§ Problem requirements:
Every entry should be given again exactly, with nothing dropped.

§ Available data:
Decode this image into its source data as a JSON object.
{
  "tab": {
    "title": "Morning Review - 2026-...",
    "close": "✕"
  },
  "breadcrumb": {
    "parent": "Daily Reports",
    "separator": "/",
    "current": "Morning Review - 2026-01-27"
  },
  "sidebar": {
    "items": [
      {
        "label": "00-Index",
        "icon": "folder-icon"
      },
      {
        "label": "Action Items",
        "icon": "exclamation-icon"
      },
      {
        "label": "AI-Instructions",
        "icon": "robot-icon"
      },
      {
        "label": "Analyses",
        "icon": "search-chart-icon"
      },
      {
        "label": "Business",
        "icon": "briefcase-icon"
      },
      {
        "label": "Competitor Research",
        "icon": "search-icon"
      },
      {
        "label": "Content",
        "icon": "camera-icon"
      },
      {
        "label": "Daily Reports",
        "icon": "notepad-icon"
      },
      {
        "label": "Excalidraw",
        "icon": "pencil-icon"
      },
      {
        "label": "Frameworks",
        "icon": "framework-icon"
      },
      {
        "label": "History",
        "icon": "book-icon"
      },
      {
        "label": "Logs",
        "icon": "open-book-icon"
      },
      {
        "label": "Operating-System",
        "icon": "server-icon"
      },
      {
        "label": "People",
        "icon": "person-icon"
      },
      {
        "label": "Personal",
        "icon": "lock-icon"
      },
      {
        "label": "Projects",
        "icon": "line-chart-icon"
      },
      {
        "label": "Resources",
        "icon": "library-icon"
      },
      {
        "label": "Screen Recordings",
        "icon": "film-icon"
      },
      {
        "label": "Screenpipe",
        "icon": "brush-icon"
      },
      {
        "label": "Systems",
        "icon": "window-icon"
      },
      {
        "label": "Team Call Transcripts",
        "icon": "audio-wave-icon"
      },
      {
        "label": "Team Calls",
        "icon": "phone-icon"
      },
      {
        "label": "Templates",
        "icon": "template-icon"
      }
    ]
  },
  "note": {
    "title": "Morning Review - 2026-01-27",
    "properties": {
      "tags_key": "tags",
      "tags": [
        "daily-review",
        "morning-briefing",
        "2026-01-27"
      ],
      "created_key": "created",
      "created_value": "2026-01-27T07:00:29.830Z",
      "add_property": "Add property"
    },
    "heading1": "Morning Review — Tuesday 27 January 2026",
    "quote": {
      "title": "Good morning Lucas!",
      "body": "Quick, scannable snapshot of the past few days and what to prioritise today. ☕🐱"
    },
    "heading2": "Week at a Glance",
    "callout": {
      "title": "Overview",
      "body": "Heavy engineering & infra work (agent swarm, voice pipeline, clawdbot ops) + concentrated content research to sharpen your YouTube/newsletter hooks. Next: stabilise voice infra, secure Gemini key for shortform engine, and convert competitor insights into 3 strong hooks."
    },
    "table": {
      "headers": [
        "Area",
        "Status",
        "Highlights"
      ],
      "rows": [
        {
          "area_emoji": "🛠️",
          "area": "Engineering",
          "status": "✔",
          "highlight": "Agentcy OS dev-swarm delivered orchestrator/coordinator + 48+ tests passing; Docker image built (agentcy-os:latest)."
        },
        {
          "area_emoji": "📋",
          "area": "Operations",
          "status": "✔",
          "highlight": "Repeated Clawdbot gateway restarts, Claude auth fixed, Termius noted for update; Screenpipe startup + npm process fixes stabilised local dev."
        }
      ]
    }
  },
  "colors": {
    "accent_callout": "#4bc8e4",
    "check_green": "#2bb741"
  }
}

§ Result of this task:
Decode this image into its source data as a JSON object.
{
  "tab": {
    "title": "Morning Review - 2026-...",
    "close": "✕"
  },
  "breadcrumb": {
    "parent": "Daily Reports",
    "separator": "/",
    "current": "Morning Review - 2026-01-27"
  },
  "sidebar": {
    "items": [
      {
        "label": "00-Index",
        "icon": "folder-icon"
      },
      {
        "label": "Action Items",
        "icon": "exclamation-icon"
      },
      {
        "label": "AI-Instructions",
        "icon": "robot-icon"
      },
      {
        "label": "Analyses",
        "icon": "search-chart-icon"
      },
      {
        "label": "Business",
        "icon": "briefcase-icon"
      },
      {
        "label": "Competitor Research",
        "icon": "search-icon"
      },
      {
        "label": "Content",
        "icon": "camera-icon"
      },
      {
        "label": "Daily Reports",
        "icon": "notepad-icon"
      },
      {
        "label": "Excalidraw",
        "icon": "pencil-icon"
      },
      {
        "label": "Frameworks",
        "icon": "framework-icon"
      },
      {
        "label": "History",
        "icon": "book-icon"
      },
      {
        "label": "Logs",
        "icon": "open-book-icon"
      },
      {
        "label": "Operating-System",
        "icon": "server-icon"
      },
      {
        "label": "People",
        "icon": "person-icon"
      },
      {
        "label": "Personal",
        "icon": "lock-icon"
      },
      {
        "label": "Projects",
        "icon": "line-chart-icon"
      },
      {
        "label": "Resources",
        "icon": "library-icon"
      },
      {
        "label": "Screen Recordings",
        "icon": "film-icon"
      },
      {
        "label": "Screenpipe",
        "icon": "brush-icon"
      },
      {
        "label": "Systems",
        "icon": "window-icon"
      },
      {
        "label": "Team Call Transcripts",
        "icon": "audio-wave-icon"
      },
      {
        "label": "Team Calls",
        "icon": "phone-icon"
      },
      {
        "label": "Templates",
        "icon": "template-icon"
      }
    ]
  },
  "note": {
    "title": "Morning Review - 2026-01-27",
    "properties": {
      "tags_key": "tags",
      "tags": [
        "daily-review",
        "morning-briefing",
        "2026-01-27"
      ],
      "created_key": "created",
      "created_value": "2026-01-27T07:00:29.830Z",
      "add_property": "Add property"
    },
    "heading1": "Morning Review — Tuesday 27 January 2026",
    "quote": {
      "title": "Good morning Lucas!",
      "body": "Quick, scannable snapshot of the past few days and what to prioritise today. ☕🐱"
    },
    "heading2": "Week at a Glance",
    "callout": {
      "title": "Overview",
      "body": "Heavy engineering & infra work (agent swarm, voice pipeline, clawdbot ops) + concentrated content research to sharpen your YouTube/newsletter hooks. Next: stabilise voice infra, secure Gemini key for shortform engine, and convert competitor insights into 3 strong hooks."
    },
    "table": {
      "headers": [
        "Area",
        "Status",
        "Highlights"
      ],
      "rows": [
        {
          "area_emoji": "🛠️",
          "area": "Engineering",
          "status": "✔",
          "highlight": "Agentcy OS dev-swarm delivered orchestrator/coordinator + 48+ tests passing; Docker image built (agentcy-os:latest)."
        },
        {
          "area_emoji": "📋",
          "area": "Operations",
          "status": "✔",
          "highlight": "Repeated Clawdbot gateway restarts, Claude auth fixed, Termius noted for update; Screenpipe startup + npm process fixes stabilised local dev."
        }
      ]
    }
  },
  "colors": {
    "accent_callout": "#4bc8e4",
    "check_green": "#2bb741"
  }
}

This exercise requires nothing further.